To me, it seems similar to this passage from Acts 8 about Philip.  We are not privy to very much of the “planning meetings” by the Apostles or by the other leadership of the early church…we do not know what kinds of ministries they had put into place that were aimed at the spread of the church in the face of serious oppression and …

When Confession to God is Not Enough

Tuesday Re-mix –

Therefore confess your sins to each other and pray for each other so that you may be healed. The prayer of a righteous person is powerful and effective. James 5:16

Step 5: We admit to God, to ourselves and to another human being the exact nature of our wrongs.

[I am using these Tuesday Re-mixes for a few weeks to think (again) about addiction to self-reliance and how that addiction is one of the biggest challenges to genuine community which we face in the American church culture.]

I grew up feeling sorry for my Catholic friends because they had to confess their sins to a priest.  It seemed to me that such a thing would be the most awful experience in the world.  My particular faith community taught me that, when it came to confession, I did not need an intermediary…I could confess my sins straight to God.  To be honest, I liked that a lot more, because it was easier to fool myself into believing I had actually confessed to God than it would ever have been to fool a priest.  I could go and spend a few moments thinking about my various wrong-doings and thinking about God, and maybe even whisper a few words to God about it all, and then leave feeling like I had done the whole confession thing.  Problem solved.  Easy to fool myself!

But it’s not that easy when there is a human being on the other end of the confession who can ask you questions for clarification and can make you say the actual words…out loud…describing what you did and who can tell you when they think you’re not “owning” your fault.  That, to me, is a less flexible and less manipulatable process.  It is very much like the difference …

Becoming the Haters

Tuesday Re-mix – 

If anyone says, “I love God,” yet hates his brother, he is a liar.

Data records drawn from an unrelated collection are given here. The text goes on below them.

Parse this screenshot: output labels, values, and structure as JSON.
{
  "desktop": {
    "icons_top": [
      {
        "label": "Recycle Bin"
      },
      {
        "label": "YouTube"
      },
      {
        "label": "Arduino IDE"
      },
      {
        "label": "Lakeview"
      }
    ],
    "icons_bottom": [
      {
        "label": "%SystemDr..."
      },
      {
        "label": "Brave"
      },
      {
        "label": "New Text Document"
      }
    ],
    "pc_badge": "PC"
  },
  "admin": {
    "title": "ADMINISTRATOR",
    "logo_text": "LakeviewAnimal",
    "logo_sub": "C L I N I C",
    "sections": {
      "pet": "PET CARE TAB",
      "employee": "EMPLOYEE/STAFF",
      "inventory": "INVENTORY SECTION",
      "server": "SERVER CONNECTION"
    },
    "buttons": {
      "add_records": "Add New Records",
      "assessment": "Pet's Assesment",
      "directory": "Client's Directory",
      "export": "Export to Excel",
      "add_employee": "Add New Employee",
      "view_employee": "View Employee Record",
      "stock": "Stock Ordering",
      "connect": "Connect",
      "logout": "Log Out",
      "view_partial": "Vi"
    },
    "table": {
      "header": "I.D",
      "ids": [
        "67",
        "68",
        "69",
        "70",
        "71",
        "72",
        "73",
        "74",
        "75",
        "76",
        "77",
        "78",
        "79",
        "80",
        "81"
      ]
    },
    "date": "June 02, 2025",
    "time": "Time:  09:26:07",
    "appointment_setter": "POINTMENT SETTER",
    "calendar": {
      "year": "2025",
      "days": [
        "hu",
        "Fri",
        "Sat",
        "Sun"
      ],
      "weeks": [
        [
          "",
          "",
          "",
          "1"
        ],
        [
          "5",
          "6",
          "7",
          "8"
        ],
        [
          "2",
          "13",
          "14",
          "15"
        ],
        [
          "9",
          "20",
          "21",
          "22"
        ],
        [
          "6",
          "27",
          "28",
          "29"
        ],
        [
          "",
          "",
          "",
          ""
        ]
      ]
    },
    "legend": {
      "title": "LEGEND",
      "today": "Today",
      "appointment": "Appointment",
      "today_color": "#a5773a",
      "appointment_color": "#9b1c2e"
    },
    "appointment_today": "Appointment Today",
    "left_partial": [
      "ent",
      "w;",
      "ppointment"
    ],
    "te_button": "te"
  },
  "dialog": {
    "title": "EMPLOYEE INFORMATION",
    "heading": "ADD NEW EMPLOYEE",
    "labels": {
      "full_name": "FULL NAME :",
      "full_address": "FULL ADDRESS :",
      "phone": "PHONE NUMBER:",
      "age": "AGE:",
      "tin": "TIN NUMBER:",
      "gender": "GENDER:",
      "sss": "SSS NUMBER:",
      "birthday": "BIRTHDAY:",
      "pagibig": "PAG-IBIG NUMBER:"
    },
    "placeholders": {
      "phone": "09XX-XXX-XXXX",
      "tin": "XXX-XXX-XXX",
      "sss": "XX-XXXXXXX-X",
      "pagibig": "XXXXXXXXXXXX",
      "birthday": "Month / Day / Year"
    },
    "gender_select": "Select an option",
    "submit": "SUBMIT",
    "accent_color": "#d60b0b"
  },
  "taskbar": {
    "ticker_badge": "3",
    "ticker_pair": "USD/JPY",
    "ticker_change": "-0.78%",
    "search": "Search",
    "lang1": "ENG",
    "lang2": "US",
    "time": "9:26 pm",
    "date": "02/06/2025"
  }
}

For anyone who does not love his brother, whom he has seen, cannot love God, whom he has not seen.  1 John 4:20

“You can safely assume you’ve created God in your own image when it turns out God hates all the same people you do.” Anne Lamott

I’m not sure I have anything truly creative to say about this…nothing new or fresh or amazingly profound.  I am just growing weary (that is diplomatic talk for “sick & tired”) of “churches” who take pride in talking about all the people they hate.  They hate Muslims, they hate homosexuals, they hate abortionists, they hate democrats, etc.  Then, when you dare to step in a little closer, it turns out they hate Methodists, and they hate Episcopalians and they hate Catholics and they hate Presbyterians, and they hate this flavor of Baptists or that flavor of Baptists, etc.  Then, if you dare to come in a little closer, it turns out they hate pretty much anyone who dares to disagree with them as well.  And that would include me, because I am truly fed up with them.

I would like to round them all up and stick them all on a deserted island somewhere and just rejoice as they inevitably turn their hatred toward each other and begin killing each other off.  Good riddance, I say.  I just do not like them at all.  In fact, sometimes I am sure that I hate them.  And I’m pretty sure God does too.

Do you see what just happened?  I see it often in conflict situations.  I sit down to talk with a party who is obviously a “player” in the conflict and is clearly one of …